There was not a lot of money for the growing family and Minnie worked hard, supporting Carl in his many ventures which included a market garden, a florist and plant shop and eventually a garden nursery which is still a family business run by Carl and Minnie's grandsons and great grandsons.
Minnie in her late 30s.
Minnie had 9 children of her own and adopted one of her grand children whose mother died tragically at an early age. She raised this child as her youngest baby and it was not until years later that Isobel learnt that she was really a grand child.

 Minnie sewed for her family and my mother used to tell me about the lovely clothes she sewed for her and her sisters. In fact my mother did very little sewing for herself although she knitted, embroidered and crocheted all her life. She however did encourage me to follow my grandmothers footsteps and become a competent dressmaker and needlewoman. For that I am ever grateful.

My grandmother was a woman of amazing energy. She worked in the market garden and used to drive the horse and trap from Summertown in the Adelaide Hills to deliver plants and produce to the market and to take her older children to high school in Adelaide at the beginning and end of each school week. Later she helped establish the nursery at Norwood. I can remember she was always cooking for a multitude of children and grand children (she had 34 from memory) as well as numerous nieces and nephews. . At times she had up to 11 extra people living in her house.
Minnie and Carl (Nana and Papa)

 My family used to visit every 2nd weekend and I loved to help Papa in the nursery. There were always a mob of cousins either living there or visiting and Minnie took it all in her stride.

Carl died in 1948 and the nursery continued under the care of his third son Wally (Waldemar).

In her later years Nan travelled a bit visiting her far flung family and I love this photo of  her taken with her youngest daughter Ida, when she stayed with them in Darwin, sometime in the late 1950s, I think.

My grandmother (the only one I ever knew) was warm and loving woman and when she died in 1960 at the age of 82 I was devastated. I had lost not only my beloved Nana, but a dear and wise friend.

And one of the things I remember about her very clearly is that she never went grey - and her hair was natural, no colouring.

  Liz Needle - linking with  Sepia Saturday

Sunday, September 01, 2013

Weekend Reflections

Something a little different.
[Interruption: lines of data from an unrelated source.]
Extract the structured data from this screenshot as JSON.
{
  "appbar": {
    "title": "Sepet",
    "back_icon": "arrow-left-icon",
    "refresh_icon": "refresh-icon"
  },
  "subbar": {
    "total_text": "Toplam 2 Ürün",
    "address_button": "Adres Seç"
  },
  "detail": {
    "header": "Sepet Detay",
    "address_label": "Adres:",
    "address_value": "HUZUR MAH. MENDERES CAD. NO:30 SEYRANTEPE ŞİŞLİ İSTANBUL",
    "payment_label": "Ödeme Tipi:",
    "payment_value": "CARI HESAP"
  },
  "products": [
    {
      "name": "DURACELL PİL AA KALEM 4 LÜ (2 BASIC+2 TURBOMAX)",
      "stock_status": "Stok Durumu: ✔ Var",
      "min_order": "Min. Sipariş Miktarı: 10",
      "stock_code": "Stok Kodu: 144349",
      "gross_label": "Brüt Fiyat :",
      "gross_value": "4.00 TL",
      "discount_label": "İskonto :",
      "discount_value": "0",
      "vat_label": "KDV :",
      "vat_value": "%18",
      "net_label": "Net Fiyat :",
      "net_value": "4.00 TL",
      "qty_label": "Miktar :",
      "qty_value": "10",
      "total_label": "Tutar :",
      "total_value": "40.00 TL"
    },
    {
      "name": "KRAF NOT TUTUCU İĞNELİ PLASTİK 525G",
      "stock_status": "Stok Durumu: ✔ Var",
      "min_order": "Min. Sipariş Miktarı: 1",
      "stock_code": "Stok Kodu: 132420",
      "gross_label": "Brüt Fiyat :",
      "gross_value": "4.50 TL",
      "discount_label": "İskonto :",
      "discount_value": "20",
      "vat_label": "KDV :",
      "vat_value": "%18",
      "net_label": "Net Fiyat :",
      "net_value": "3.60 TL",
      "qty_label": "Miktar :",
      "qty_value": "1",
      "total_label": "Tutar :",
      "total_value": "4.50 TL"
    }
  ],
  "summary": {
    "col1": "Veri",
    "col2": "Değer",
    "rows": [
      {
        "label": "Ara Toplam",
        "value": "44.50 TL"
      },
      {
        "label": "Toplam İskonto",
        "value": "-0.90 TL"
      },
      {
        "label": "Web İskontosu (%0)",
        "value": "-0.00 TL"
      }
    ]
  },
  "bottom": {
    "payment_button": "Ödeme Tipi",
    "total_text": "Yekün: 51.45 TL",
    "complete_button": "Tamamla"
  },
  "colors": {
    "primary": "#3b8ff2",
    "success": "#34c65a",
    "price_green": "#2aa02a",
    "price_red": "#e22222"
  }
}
I love this photo.

I wonder what she is thinking.

Liz Needle linking with Weekend Reflections